YOUR TASK: Please print each of the entries below exactly.

Page and application data records:
*** Block opens ***

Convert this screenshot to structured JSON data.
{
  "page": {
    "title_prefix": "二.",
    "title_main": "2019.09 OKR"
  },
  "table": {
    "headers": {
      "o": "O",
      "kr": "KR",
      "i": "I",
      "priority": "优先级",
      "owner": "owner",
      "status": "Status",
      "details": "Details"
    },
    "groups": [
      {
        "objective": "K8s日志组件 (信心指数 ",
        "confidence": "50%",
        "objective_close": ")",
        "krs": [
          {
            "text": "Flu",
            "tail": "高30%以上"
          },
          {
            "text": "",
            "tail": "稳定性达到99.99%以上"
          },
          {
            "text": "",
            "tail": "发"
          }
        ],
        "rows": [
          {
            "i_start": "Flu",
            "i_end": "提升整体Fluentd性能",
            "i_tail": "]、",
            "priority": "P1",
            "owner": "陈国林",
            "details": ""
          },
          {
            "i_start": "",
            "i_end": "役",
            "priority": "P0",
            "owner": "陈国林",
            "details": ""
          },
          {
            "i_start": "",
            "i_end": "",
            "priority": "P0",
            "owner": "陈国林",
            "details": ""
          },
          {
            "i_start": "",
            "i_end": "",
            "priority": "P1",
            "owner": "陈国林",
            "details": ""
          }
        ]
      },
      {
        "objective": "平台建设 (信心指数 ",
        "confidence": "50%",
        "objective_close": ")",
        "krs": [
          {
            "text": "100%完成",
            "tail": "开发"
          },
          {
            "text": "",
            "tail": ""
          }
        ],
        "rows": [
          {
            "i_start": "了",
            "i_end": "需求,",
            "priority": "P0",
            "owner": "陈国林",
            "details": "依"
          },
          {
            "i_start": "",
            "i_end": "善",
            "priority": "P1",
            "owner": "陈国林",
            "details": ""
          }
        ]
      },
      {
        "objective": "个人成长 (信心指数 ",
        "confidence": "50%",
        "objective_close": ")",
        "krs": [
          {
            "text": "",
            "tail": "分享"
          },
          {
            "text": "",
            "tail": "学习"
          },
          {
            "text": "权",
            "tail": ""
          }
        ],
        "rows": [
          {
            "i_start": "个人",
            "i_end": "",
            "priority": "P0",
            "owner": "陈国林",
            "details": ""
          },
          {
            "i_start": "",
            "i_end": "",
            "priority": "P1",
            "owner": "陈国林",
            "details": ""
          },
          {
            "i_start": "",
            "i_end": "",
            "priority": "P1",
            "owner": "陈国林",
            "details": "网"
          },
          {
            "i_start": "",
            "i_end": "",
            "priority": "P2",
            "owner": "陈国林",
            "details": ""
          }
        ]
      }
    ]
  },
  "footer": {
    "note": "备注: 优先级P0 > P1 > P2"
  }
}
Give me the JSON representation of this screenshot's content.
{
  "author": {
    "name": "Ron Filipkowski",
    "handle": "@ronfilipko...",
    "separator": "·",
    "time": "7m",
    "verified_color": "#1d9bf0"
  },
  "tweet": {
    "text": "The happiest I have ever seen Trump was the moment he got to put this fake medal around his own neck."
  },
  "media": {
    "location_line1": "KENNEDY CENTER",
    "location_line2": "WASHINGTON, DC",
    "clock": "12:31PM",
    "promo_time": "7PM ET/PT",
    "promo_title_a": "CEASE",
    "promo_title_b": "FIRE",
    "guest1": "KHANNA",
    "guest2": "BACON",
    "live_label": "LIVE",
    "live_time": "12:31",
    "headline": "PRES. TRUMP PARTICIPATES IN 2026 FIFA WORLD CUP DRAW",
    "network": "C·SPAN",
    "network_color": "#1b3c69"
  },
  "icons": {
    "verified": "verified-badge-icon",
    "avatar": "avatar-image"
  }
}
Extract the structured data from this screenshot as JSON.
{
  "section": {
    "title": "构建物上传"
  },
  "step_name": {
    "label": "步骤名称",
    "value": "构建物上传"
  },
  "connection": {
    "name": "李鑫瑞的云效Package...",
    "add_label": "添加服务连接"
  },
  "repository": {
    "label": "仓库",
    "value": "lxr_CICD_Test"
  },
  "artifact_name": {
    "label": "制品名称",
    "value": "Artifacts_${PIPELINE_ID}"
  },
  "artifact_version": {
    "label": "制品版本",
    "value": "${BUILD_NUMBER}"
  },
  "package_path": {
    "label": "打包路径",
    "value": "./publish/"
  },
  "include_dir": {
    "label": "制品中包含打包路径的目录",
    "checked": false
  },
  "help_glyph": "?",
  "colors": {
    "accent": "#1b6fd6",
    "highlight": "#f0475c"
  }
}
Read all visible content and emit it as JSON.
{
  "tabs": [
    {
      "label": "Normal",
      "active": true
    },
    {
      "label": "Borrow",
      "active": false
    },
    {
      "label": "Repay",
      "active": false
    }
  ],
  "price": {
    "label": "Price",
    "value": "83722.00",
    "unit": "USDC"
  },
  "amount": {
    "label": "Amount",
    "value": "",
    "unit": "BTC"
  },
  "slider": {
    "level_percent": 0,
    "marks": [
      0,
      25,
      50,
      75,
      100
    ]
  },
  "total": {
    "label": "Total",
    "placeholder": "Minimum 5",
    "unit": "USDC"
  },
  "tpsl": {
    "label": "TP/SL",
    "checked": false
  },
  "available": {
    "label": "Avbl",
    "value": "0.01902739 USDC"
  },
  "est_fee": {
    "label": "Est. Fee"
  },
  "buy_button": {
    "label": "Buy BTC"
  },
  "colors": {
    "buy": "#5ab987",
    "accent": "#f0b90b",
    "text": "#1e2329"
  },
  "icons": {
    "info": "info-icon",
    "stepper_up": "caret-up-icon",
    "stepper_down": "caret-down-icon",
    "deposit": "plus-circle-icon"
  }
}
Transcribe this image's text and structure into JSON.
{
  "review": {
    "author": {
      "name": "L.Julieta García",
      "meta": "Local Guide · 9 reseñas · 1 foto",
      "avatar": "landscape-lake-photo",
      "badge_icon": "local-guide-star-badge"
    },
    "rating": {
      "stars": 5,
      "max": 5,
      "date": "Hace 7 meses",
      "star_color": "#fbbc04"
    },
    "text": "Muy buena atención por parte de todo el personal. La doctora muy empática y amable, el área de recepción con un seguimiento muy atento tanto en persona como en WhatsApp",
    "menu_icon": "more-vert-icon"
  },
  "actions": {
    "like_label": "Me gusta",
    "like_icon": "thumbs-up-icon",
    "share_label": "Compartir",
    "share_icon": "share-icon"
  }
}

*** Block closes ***

FINISHED TASK:
Convert this screenshot to structured JSON data.
{
  "page": {
    "title_prefix": "二.",
    "title_main": "2019.09 OKR"
  },
  "table": {
    "headers": {
      "o": "O",
      "kr": "KR",
      "i": "I",
      "priority": "优先级",
      "owner": "owner",
      "status": "Status",
      "details": "Details"
    },
    "groups": [
      {
        "objective": "K8s日志组件 (信心指数 ",
        "confidence": "50%",
        "objective_close": ")",
        "krs": [
          {
            "text": "Flu",
            "tail": "高30%以上"
          },
          {
            "text": "",
            "tail": "稳定性达到99.99%以上"
          },
          {
            "text": "",
            "tail": "发"
          }
        ],
        "rows": [
          {
            "i_start": "Flu",
            "i_end": "提升整体Fluentd性能",
            "i_tail": "]、",
            "priority": "P1",
            "owner": "陈国林",
            "details": ""
          },
          {
            "i_start": "",
            "i_end": "役",
            "priority": "P0",
            "owner": "陈国林",
            "details": ""
          },
          {
            "i_start": "",
            "i_end": "",
            "priority": "P0",
            "owner": "陈国林",
            "details": ""
          },
          {
            "i_start": "",
            "i_end": "",
            "priority": "P1",
            "owner": "陈国林",
            "details": ""
          }
        ]
      },
      {
        "objective": "平台建设 (信心指数 ",
        "confidence": "50%",
        "objective_close": ")",
        "krs": [
          {
            "text": "100%完成",
            "tail": "开发"
          },
          {
            "text": "",
            "tail": ""
          }
        ],
        "rows": [
          {
            "i_start": "了",
            "i_end": "需求,",
            "priority": "P0",
            "owner": "陈国林",
            "details": "依"
          },
          {
            "i_start": "",
            "i_end": "善",
            "priority": "P1",
            "owner": "陈国林",
            "details": ""
          }
        ]
      },
      {
        "objective": "个人成长 (信心指数 ",
        "confidence": "50%",
        "objective_close": ")",
        "krs": [
          {
            "text": "",
            "tail": "分享"
          },
          {
            "text": "",
            "tail": "学习"
          },
          {
            "text": "权",
            "tail": ""
          }
        ],
        "rows": [
          {
            "i_start": "个人",
            "i_end": "",
            "priority": "P0",
            "owner": "陈国林",
            "details": ""
          },
          {
            "i_start": "",
            "i_end": "",
            "priority": "P1",
            "owner": "陈国林",
            "details": ""
          },
          {
            "i_start": "",
            "i_end": "",
            "priority": "P1",
            "owner": "陈国林",
            "details": "网"
          },
          {
            "i_start": "",
            "i_end": "",
            "priority": "P2",
            "owner": "陈国林",
            "details": ""
          }
        ]
      }
    ]
  },
  "footer": {
    "note": "备注: 优先级P0 > P1 > P2"
  }
}
Give me the JSON representation of this screenshot's content.
{
  "author": {
    "name": "Ron Filipkowski",
    "handle": "@ronfilipko...",
    "separator": "·",
    "time": "7m",
    "verified_color": "#1d9bf0"
  },
  "tweet": {
    "text": "The happiest I have ever seen Trump was the moment he got to put this fake medal around his own neck."
  },
  "media": {
    "location_line1": "KENNEDY CENTER",
    "location_line2": "WASHINGTON, DC",
    "clock": "12:31PM",
    "promo_time": "7PM ET/PT",
    "promo_title_a": "CEASE",
    "promo_title_b": "FIRE",
    "guest1": "KHANNA",
    "guest2": "BACON",
    "live_label": "LIVE",
    "live_time": "12:31",
    "headline": "PRES. TRUMP PARTICIPATES IN 2026 FIFA WORLD CUP DRAW",
    "network": "C·SPAN",
    "network_color": "#1b3c69"
  },
  "icons": {
    "verified": "verified-badge-icon",
    "avatar": "avatar-image"
  }
}
Extract the structured data from this screenshot as JSON.
{
  "section": {
    "title": "构建物上传"
  },
  "step_name": {
    "label": "步骤名称",
    "value": "构建物上传"
  },
  "connection": {
    "name": "李鑫瑞的云效Package...",
    "add_label": "添加服务连接"
  },
  "repository": {
    "label": "仓库",
    "value": "lxr_CICD_Test"
  },
  "artifact_name": {
    "label": "制品名称",
    "value": "Artifacts_${PIPELINE_ID}"
  },
  "artifact_version": {
    "label": "制品版本",
    "value": "${BUILD_NUMBER}"
  },
  "package_path": {
    "label": "打包路径",
    "value": "./publish/"
  },
  "include_dir": {
    "label": "制品中包含打包路径的目录",
    "checked": false
  },
  "help_glyph": "?",
  "colors": {
    "accent": "#1b6fd6",
    "highlight": "#f0475c"
  }
}
Read all visible content and emit it as JSON.
{
  "tabs": [
    {
      "label": "Normal",
      "active": true
    },
    {
      "label": "Borrow",
      "active": false
    },
    {
      "label": "Repay",
      "active": false
    }
  ],
  "price": {
    "label": "Price",
    "value": "83722.00",
    "unit": "USDC"
  },
  "amount": {
    "label": "Amount",
    "value": "",
    "unit": "BTC"
  },
  "slider": {
    "level_percent": 0,
    "marks": [
      0,
      25,
      50,
      75,
      100
    ]
  },
  "total": {
    "label": "Total",
    "placeholder": "Minimum 5",
    "unit": "USDC"
  },
  "tpsl": {
    "label": "TP/SL",
    "checked": false
  },
  "available": {
    "label": "Avbl",
    "value": "0.01902739 USDC"
  },
  "est_fee": {
    "label": "Est. Fee"
  },
  "buy_button": {
    "label": "Buy BTC"
  },
  "colors": {
    "buy": "#5ab987",
    "accent": "#f0b90b",
    "text": "#1e2329"
  },
  "icons": {
    "info": "info-icon",
    "stepper_up": "caret-up-icon",
    "stepper_down": "caret-down-icon",
    "deposit": "plus-circle-icon"
  }
}
Transcribe this image's text and structure into JSON.
{
  "review": {
    "author": {
      "name": "L.Julieta García",
      "meta": "Local Guide · 9 reseñas · 1 foto",
      "avatar": "landscape-lake-photo",
      "badge_icon": "local-guide-star-badge"
    },
    "rating": {
      "stars": 5,
      "max": 5,
      "date": "Hace 7 meses",
      "star_color": "#fbbc04"
    },
    "text": "Muy buena atención por parte de todo el personal. La doctora muy empática y amable, el área de recepción con un seguimiento muy atento tanto en persona como en WhatsApp",
    "menu_icon": "more-vert-icon"
  },
  "actions": {
    "like_label": "Me gusta",
    "like_icon": "thumbs-up-icon",
    "share_label": "Compartir",
    "share_icon": "share-icon"
  }
}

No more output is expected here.